[App and web page records]
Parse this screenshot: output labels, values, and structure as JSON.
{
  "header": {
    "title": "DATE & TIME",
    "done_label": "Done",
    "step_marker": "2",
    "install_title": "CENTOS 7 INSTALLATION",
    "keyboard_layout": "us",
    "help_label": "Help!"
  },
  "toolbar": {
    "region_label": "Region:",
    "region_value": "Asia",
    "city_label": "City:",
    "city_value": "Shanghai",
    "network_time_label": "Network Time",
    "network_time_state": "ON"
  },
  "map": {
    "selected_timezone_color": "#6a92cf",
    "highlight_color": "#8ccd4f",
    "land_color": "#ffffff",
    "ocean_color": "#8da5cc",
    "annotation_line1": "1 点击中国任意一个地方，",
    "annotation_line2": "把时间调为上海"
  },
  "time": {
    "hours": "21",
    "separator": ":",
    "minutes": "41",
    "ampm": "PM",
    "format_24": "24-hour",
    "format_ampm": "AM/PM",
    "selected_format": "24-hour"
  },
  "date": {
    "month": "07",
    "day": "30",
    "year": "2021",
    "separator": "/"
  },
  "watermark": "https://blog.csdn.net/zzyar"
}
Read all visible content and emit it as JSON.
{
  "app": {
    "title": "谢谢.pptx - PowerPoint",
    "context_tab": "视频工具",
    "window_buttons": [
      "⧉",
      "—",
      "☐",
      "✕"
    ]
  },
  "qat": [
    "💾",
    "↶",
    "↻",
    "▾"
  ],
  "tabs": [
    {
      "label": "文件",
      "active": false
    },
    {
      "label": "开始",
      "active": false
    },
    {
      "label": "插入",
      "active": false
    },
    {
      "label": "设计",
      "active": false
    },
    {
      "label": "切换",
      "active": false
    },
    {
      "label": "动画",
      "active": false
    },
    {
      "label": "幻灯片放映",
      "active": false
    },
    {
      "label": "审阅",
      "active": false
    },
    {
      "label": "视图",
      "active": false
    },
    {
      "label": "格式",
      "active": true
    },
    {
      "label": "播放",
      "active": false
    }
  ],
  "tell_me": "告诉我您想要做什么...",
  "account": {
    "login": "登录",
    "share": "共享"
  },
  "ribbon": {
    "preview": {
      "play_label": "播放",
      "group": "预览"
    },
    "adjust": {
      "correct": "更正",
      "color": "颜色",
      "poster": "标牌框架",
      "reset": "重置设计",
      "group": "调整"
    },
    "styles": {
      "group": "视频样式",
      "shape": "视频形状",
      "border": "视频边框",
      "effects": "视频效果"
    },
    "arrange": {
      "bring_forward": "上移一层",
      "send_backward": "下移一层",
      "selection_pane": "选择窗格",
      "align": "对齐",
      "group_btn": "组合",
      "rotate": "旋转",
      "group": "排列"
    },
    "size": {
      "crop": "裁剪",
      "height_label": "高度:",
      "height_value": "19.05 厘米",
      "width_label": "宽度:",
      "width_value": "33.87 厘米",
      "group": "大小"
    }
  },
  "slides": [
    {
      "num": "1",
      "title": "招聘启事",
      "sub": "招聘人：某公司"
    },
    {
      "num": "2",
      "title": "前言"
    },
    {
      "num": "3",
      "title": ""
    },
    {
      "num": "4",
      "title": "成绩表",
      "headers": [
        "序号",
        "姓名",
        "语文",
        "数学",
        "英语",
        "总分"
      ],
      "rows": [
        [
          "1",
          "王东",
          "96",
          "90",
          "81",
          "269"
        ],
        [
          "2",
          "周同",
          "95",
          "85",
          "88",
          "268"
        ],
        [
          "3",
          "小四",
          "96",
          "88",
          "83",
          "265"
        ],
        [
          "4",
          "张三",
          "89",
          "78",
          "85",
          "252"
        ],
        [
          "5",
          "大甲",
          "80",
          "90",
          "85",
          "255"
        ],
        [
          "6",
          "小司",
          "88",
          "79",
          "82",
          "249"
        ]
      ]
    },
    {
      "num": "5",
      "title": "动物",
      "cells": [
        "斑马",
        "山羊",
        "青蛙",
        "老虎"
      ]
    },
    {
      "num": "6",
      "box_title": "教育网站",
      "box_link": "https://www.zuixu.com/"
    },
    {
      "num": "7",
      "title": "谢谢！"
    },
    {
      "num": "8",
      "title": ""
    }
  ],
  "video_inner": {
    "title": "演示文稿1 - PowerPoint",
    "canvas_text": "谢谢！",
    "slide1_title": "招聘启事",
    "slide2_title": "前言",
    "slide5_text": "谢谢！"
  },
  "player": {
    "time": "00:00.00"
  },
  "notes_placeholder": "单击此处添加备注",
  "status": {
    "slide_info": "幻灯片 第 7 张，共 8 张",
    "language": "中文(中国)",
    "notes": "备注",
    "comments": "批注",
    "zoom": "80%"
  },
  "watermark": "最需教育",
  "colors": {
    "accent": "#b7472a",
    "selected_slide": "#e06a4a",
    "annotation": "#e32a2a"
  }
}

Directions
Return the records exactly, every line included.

Expected answer
Parse this screenshot: output labels, values, and structure as JSON.
{
  "header": {
    "title": "DATE & TIME",
    "done_label": "Done",
    "step_marker": "2",
    "install_title": "CENTOS 7 INSTALLATION",
    "keyboard_layout": "us",
    "help_label": "Help!"
  },
  "toolbar": {
    "region_label": "Region:",
    "region_value": "Asia",
    "city_label": "City:",
    "city_value": "Shanghai",
    "network_time_label": "Network Time",
    "network_time_state": "ON"
  },
  "map": {
    "selected_timezone_color": "#6a92cf",
    "highlight_color": "#8ccd4f",
    "land_color": "#ffffff",
    "ocean_color": "#8da5cc",
    "annotation_line1": "1 点击中国任意一个地方，",
    "annotation_line2": "把时间调为上海"
  },
  "time": {
    "hours": "21",
    "separator": ":",
    "minutes": "41",
    "ampm": "PM",
    "format_24": "24-hour",
    "format_ampm": "AM/PM",
    "selected_format": "24-hour"
  },
  "date": {
    "month": "07",
    "day": "30",
    "year": "2021",
    "separator": "/"
  },
  "watermark": "https://blog.csdn.net/zzyar"
}
Read all visible content and emit it as JSON.
{
  "app": {
    "title": "谢谢.pptx - PowerPoint",
    "context_tab": "视频工具",
    "window_buttons": [
      "⧉",
      "—",
      "☐",
      "✕"
    ]
  },
  "qat": [
    "💾",
    "↶",
    "↻",
    "▾"
  ],
  "tabs": [
    {
      "label": "文件",
      "active": false
    },
    {
      "label": "开始",
      "active": false
    },
    {
      "label": "插入",
      "active": false
    },
    {
      "label": "设计",
      "active": false
    },
    {
      "label": "切换",
      "active": false
    },
    {
      "label": "动画",
      "active": false
    },
    {
      "label": "幻灯片放映",
      "active": false
    },
    {
      "label": "审阅",
      "active": false
    },
    {
      "label": "视图",
      "active": false
    },
    {
      "label": "格式",
      "active": true
    },
    {
      "label": "播放",
      "active": false
    }
  ],
  "tell_me": "告诉我您想要做什么...",
  "account": {
    "login": "登录",
    "share": "共享"
  },
  "ribbon": {
    "preview": {
      "play_label": "播放",
      "group": "预览"
    },
    "adjust": {
      "correct": "更正",
      "color": "颜色",
      "poster": "标牌框架",
      "reset": "重置设计",
      "group": "调整"
    },
    "styles": {
      "group": "视频样式",
      "shape": "视频形状",
      "border": "视频边框",
      "effects": "视频效果"
    },
    "arrange": {
      "bring_forward": "上移一层",
      "send_backward": "下移一层",
      "selection_pane": "选择窗格",
      "align": "对齐",
      "group_btn": "组合",
      "rotate": "旋转",
      "group": "排列"
    },
    "size": {
      "crop": "裁剪",
      "height_label": "高度:",
      "height_value": "19.05 厘米",
      "width_label": "宽度:",
      "width_value": "33.87 厘米",
      "group": "大小"
    }
  },
  "slides": [
    {
      "num": "1",
      "title": "招聘启事",
      "sub": "招聘人：某公司"
    },
    {
      "num": "2",
      "title": "前言"
    },
    {
      "num": "3",
      "title": ""
    },
    {
      "num": "4",
      "title": "成绩表",
      "headers": [
        "序号",
        "姓名",
        "语文",
        "数学",
        "英语",
        "总分"
      ],
      "rows": [
        [
          "1",
          "王东",
          "96",
          "90",
          "81",
          "269"
        ],
        [
          "2",
          "周同",
          "95",
          "85",
          "88",
          "268"
        ],
        [
          "3",
          "小四",
          "96",
          "88",
          "83",
          "265"
        ],
        [
          "4",
          "张三",
          "89",
          "78",
          "85",
          "252"
        ],
        [
          "5",
          "大甲",
          "80",
          "90",
          "85",
          "255"
        ],
        [
          "6",
          "小司",
          "88",
          "79",
          "82",
          "249"
        ]
      ]
    },
    {
      "num": "5",
      "title": "动物",
      "cells": [
        "斑马",
        "山羊",
        "青蛙",
        "老虎"
      ]
    },
    {
      "num": "6",
      "box_title": "教育网站",
      "box_link": "https://www.zuixu.com/"
    },
    {
      "num": "7",
      "title": "谢谢！"
    },
    {
      "num": "8",
      "title": ""
    }
  ],
  "video_inner": {
    "title": "演示文稿1 - PowerPoint",
    "canvas_text": "谢谢！",
    "slide1_title": "招聘启事",
    "slide2_title": "前言",
    "slide5_text": "谢谢！"
  },
  "player": {
    "time": "00:00.00"
  },
  "notes_placeholder": "单击此处添加备注",
  "status": {
    "slide_info": "幻灯片 第 7 张，共 8 张",
    "language": "中文(中国)",
    "notes": "备注",
    "comments": "批注",
    "zoom": "80%"
  },
  "watermark": "最需教育",
  "colors": {
    "accent": "#b7472a",
    "selected_slide": "#e06a4a",
    "annotation": "#e32a2a"
  }
}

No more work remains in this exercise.